[Dataset rows describing interfaces]
__________________________________________________

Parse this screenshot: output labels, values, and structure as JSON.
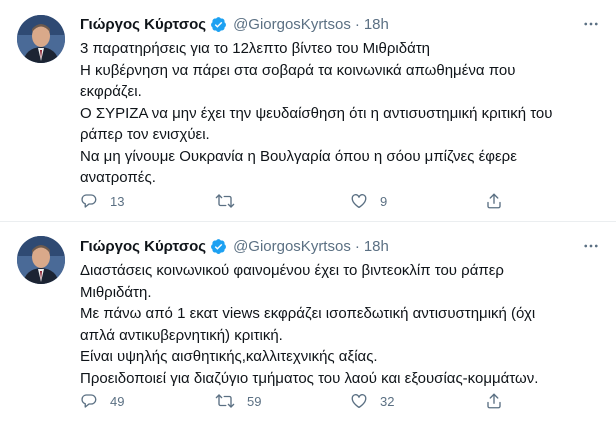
{
  "colors": {
    "text": "#0f1419",
    "secondary": "#5b7083",
    "verified": "#1da1f2",
    "divider": "#ebeef0"
  },
  "tweets": [
    {
      "author": {
        "name": "Γιώργος Κύρτσος",
        "handle": "@GiorgosKyrtsos",
        "verified": true
      },
      "time": "18h",
      "lines": [
        "3 παρατηρήσεις για το 12λεπτο βίντεο του Μιθριδάτη",
        "Η κυβέρνηση να πάρει στα σοβαρά τα κοινωνικά απωθημένα που",
        "εκφράζει.",
        "Ο ΣΥΡΙΖΑ να μην έχει την ψευδαίσθηση ότι η αντισυστημική κριτική του",
        "ράπερ τον ενισχύει.",
        "Να μη γίνουμε Ουκρανία η Βουλγαρία όπου η σόου μπίζνες έφερε",
        "ανατροπές."
      ],
      "replies": "13",
      "retweets": "",
      "likes": "9"
    },
    {
      "author": {
        "name": "Γιώργος Κύρτσος",
        "handle": "@GiorgosKyrtsos",
        "verified": true
      },
      "time": "18h",
      "lines": [
        "Διαστάσεις κοινωνικού φαινομένου έχει το βιντεοκλίπ του ράπερ",
        "Μιθριδάτη.",
        "Με πάνω από 1 εκατ views εκφράζει ισοπεδωτική αντισυστημική (όχι",
        "απλά αντικυβερνητική) κριτική.",
        "Είναι υψηλής αισθητικής,καλλιτεχνικής αξίας.",
        "Προειδοποιεί για διαζύγιο τμήματος του λαού και εξουσίας-κομμάτων."
      ],
      "replies": "49",
      "retweets": "59",
      "likes": "32"
    }
  ],
  "icons": {
    "more": "more-options-icon",
    "reply": "reply-icon",
    "retweet": "retweet-icon",
    "like": "like-icon",
    "share": "share-icon",
    "verified": "verified-badge-icon"
  }
}
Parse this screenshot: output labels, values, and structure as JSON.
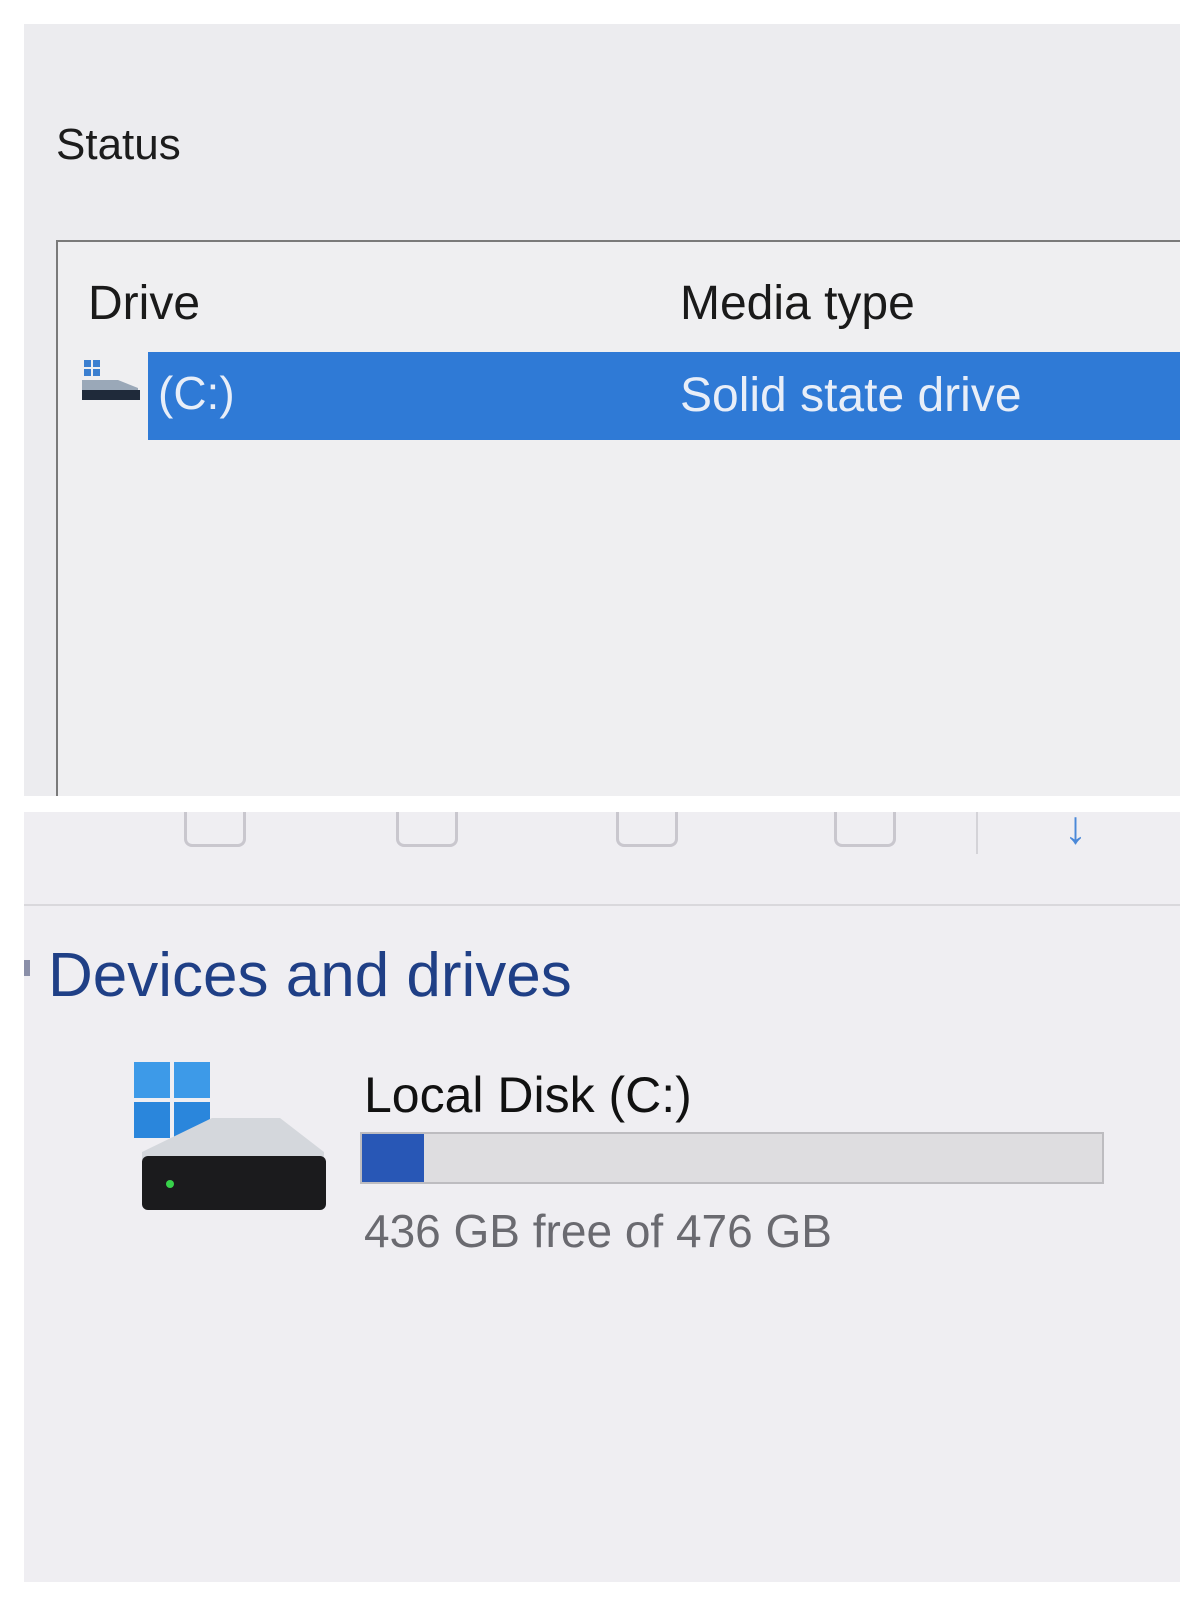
{
  "status_panel": {
    "title": "Status",
    "columns": [
      "Drive",
      "Media type"
    ],
    "rows": [
      {
        "icon": "ssd-drive-icon",
        "drive": "(C:)",
        "media_type": "Solid state drive",
        "selected": true
      }
    ]
  },
  "explorer_panel": {
    "toolbar_icons": [
      "copy-icon",
      "paste-icon",
      "share-icon",
      "delete-icon",
      "sort-icon"
    ],
    "group_header": "Devices and drives",
    "drives": [
      {
        "icon": "windows-drive-icon",
        "name": "Local Disk (C:)",
        "free_text": "436 GB free of 476 GB",
        "used_fraction": 0.084
      }
    ]
  },
  "colors": {
    "selection": "#2f7ad6",
    "usage_bar": "#2857b6",
    "group_header": "#1f3f86"
  }
}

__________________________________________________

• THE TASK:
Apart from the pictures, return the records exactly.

• WORKED SOLUTION:
Parse this screenshot: output labels, values, and structure as JSON.
{
  "colors": {
    "text": "#0f1419",
    "secondary": "#5b7083",
    "verified": "#1da1f2",
    "divider": "#ebeef0"
  },
  "tweets": [
    {
      "author": {
        "name": "Γιώργος Κύρτσος",
        "handle": "@GiorgosKyrtsos",
        "verified": true
      },
      "time": "18h",
      "lines": [
        "3 παρατηρήσεις για το 12λεπτο βίντεο του Μιθριδάτη",
        "Η κυβέρνηση να πάρει στα σοβαρά τα κοινωνικά απωθημένα που",
        "εκφράζει.",
        "Ο ΣΥΡΙΖΑ να μην έχει την ψευδαίσθηση ότι η αντισυστημική κριτική του",
        "ράπερ τον ενισχύει.",
        "Να μη γίνουμε Ουκρανία η Βουλγαρία όπου η σόου μπίζνες έφερε",
        "ανατροπές."
      ],
      "replies": "13",
      "retweets": "",
      "likes": "9"
    },
    {
      "author": {
        "name": "Γιώργος Κύρτσος",
        "handle": "@GiorgosKyrtsos",
        "verified": true
      },
      "time": "18h",
      "lines": [
        "Διαστάσεις κοινωνικού φαινομένου έχει το βιντεοκλίπ του ράπερ",
        "Μιθριδάτη.",
        "Με πάνω από 1 εκατ views εκφράζει ισοπεδωτική αντισυστημική (όχι",
        "απλά αντικυβερνητική) κριτική.",
        "Είναι υψηλής αισθητικής,καλλιτεχνικής αξίας.",
        "Προειδοποιεί για διαζύγιο τμήματος του λαού και εξουσίας-κομμάτων."
      ],
      "replies": "49",
      "retweets": "59",
      "likes": "32"
    }
  ],
  "icons": {
    "more": "more-options-icon",
    "reply": "reply-icon",
    "retweet": "retweet-icon",
    "like": "like-icon",
    "share": "share-icon",
    "verified": "verified-badge-icon"
  }
}
Parse this screenshot: output labels, values, and structure as JSON.
{
  "status_panel": {
    "title": "Status",
    "columns": [
      "Drive",
      "Media type"
    ],
    "rows": [
      {
        "icon": "ssd-drive-icon",
        "drive": "(C:)",
        "media_type": "Solid state drive",
        "selected": true
      }
    ]
  },
  "explorer_panel": {
    "toolbar_icons": [
      "copy-icon",
      "paste-icon",
      "share-icon",
      "delete-icon",
      "sort-icon"
    ],
    "group_header": "Devices and drives",
    "drives": [
      {
        "icon": "windows-drive-icon",
        "name": "Local Disk (C:)",
        "free_text": "436 GB free of 476 GB",
        "used_fraction": 0.084
      }
    ]
  },
  "colors": {
    "selection": "#2f7ad6",
    "usage_bar": "#2857b6",
    "group_header": "#1f3f86"
  }
}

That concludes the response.